The time came when the beggar died and the angels carried him to Abraham’s side. The rich man also died and was buried. In Hades, where he was in torment, he looked up and saw Abraham far away, with Lazarus by his side.
So he called to him, ‘Father Abraham, have pity on me and send Lazarus to dip the tip of his finger in water and cool my tongue, because I am in agony in this fire.’
But Abraham replied, ‘Son, remember that in your lifetime you received your good things, while Lazarus received bad things, but now he is comforted here and you are in agony. And besides all this, between us and you a great chasm has been set in place, so that those who want to go from here to you cannot, nor can anyone cross over from there to us.’
He answered, ‘Then I beg you, father, send Lazarus to my family, for I have five brothers. Let him warn them, so that they will not also come to this place of torment.
Abraham replied, ‘They have Moses and the Prophets; let them listen to them.’
‘No, father Abraham,’ he said, ‘but if someone from the dead goes to them, they will repent.
He said to him, ‘If they do not listen to Moses and the Prophets, they will not be convinced even if someone rises from the dead.’
Now, we already have Jesus as our bridge from condemnation towards eternity. I do not wish for my soul to lament in torment and anguish because I became lukewarm. Nor I wish for my family to experience the same thing.
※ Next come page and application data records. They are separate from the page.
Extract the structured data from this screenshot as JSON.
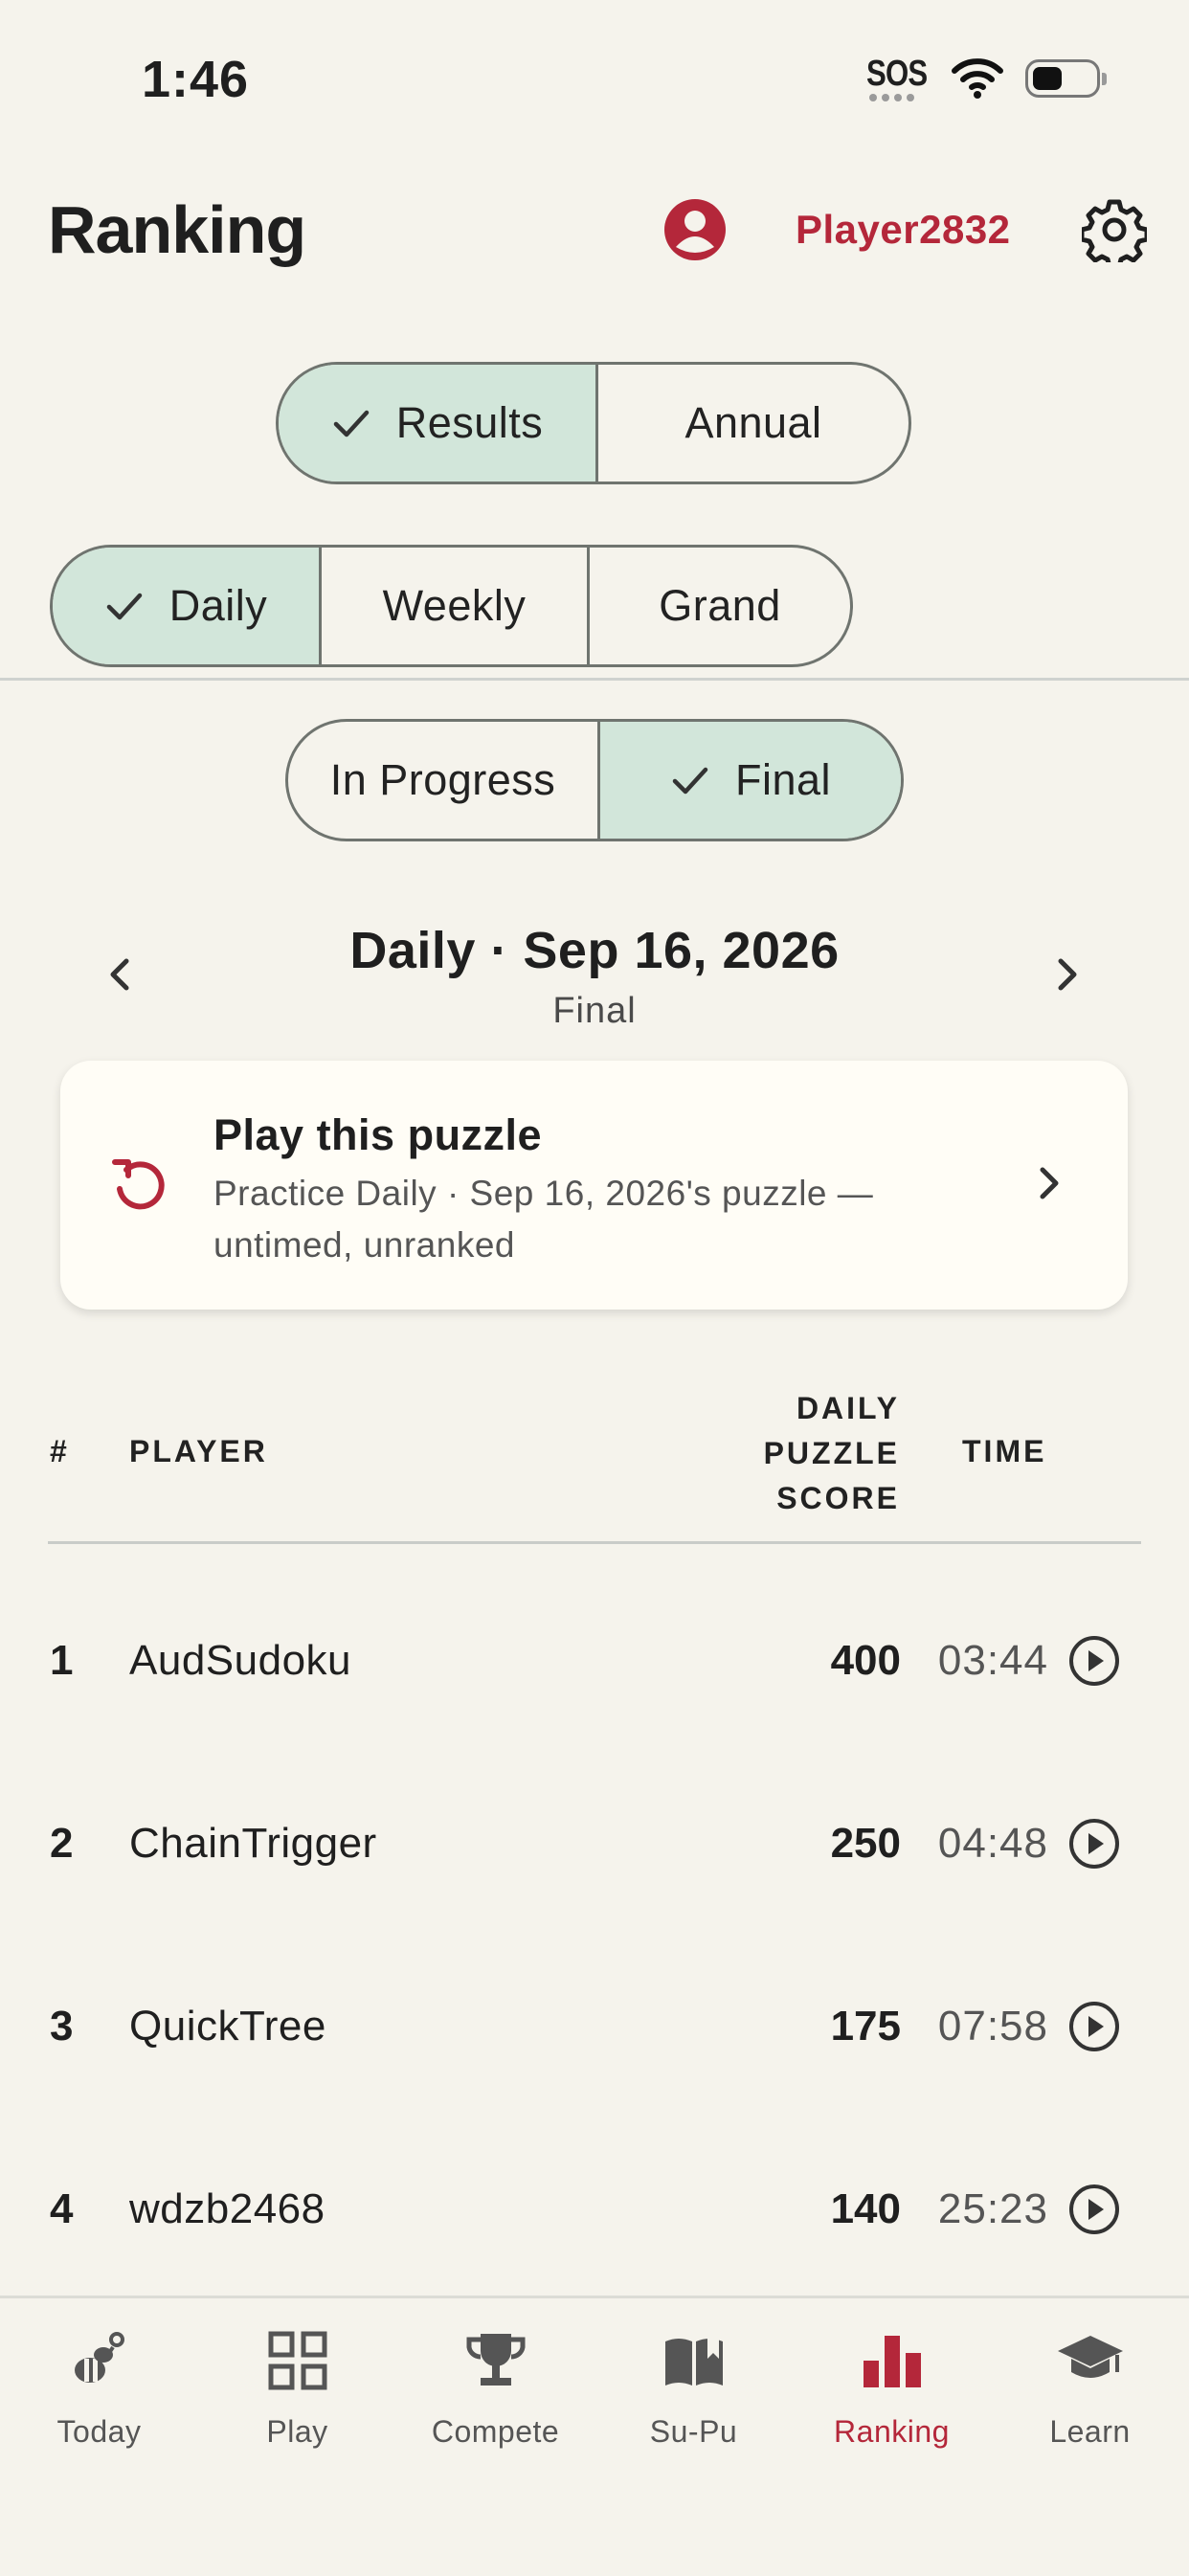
{
  "status_bar": {
    "time": "1:46",
    "sos": "SOS"
  },
  "header": {
    "title": "Ranking",
    "username": "Player2832"
  },
  "view_toggle": {
    "options": [
      "Results",
      "Annual"
    ],
    "selected": "Results"
  },
  "period_toggle": {
    "options": [
      "Daily",
      "Weekly",
      "Grand"
    ],
    "selected": "Daily"
  },
  "state_toggle": {
    "options": [
      "In Progress",
      "Final"
    ],
    "selected": "Final"
  },
  "date_nav": {
    "title": "Daily · Sep 16, 2026",
    "subtitle": "Final"
  },
  "practice_card": {
    "title": "Play this puzzle",
    "subtitle": "Practice Daily · Sep 16, 2026's puzzle — untimed, unranked"
  },
  "table": {
    "headers": {
      "rank": "#",
      "player": "PLAYER",
      "score_line1": "DAILY",
      "score_line2": "PUZZLE",
      "score_line3": "SCORE",
      "time": "TIME"
    },
    "rows": [
      {
        "rank": "1",
        "player": "AudSudoku",
        "score": "400",
        "time": "03:44"
      },
      {
        "rank": "2",
        "player": "ChainTrigger",
        "score": "250",
        "time": "04:48"
      },
      {
        "rank": "3",
        "player": "QuickTree",
        "score": "175",
        "time": "07:58"
      },
      {
        "rank": "4",
        "player": "wdzb2468",
        "score": "140",
        "time": "25:23"
      }
    ]
  },
  "tab_bar": {
    "items": [
      {
        "label": "Today",
        "icon": "bee-icon"
      },
      {
        "label": "Play",
        "icon": "grid-icon"
      },
      {
        "label": "Compete",
        "icon": "trophy-icon"
      },
      {
        "label": "Su-Pu",
        "icon": "book-icon"
      },
      {
        "label": "Ranking",
        "icon": "bar-chart-icon"
      },
      {
        "label": "Learn",
        "icon": "graduation-cap-icon"
      }
    ],
    "active": "Ranking"
  },
  "colors": {
    "accent": "#b4273a",
    "selected_segment": "#d2e6da",
    "background": "#f5f3ec",
    "card": "#fffdf6"
  }
}
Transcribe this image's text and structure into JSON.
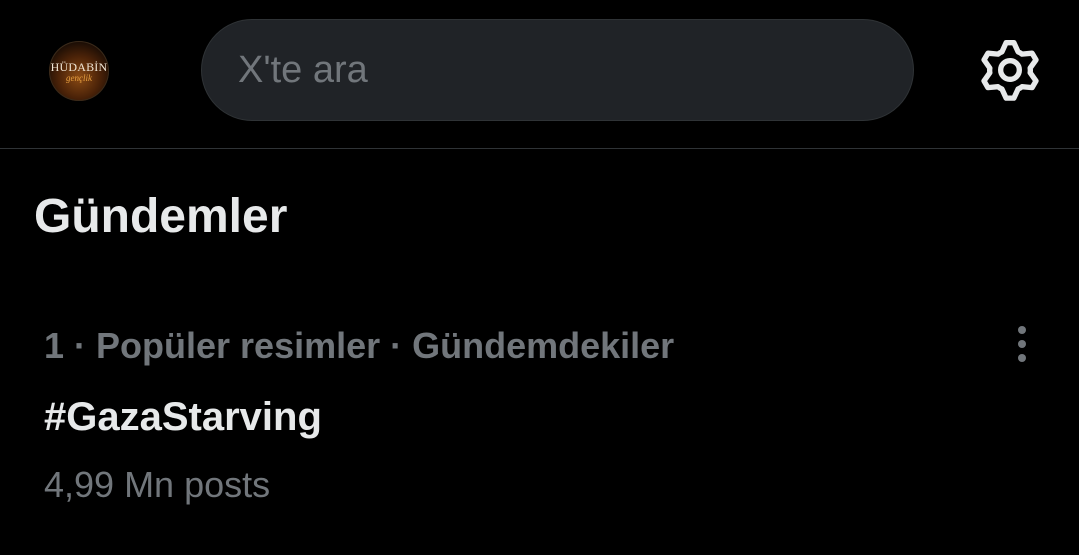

If I can ask God to send the Spirit to rebuke us even every day, then I will definitely ask Him that – every day. 🙂
Do you have prayers for your loved ones to never fall into the trap of becoming “lukewarm”? You may share them as comments below. ❤
Read more: The Judgment at Christ’s Coming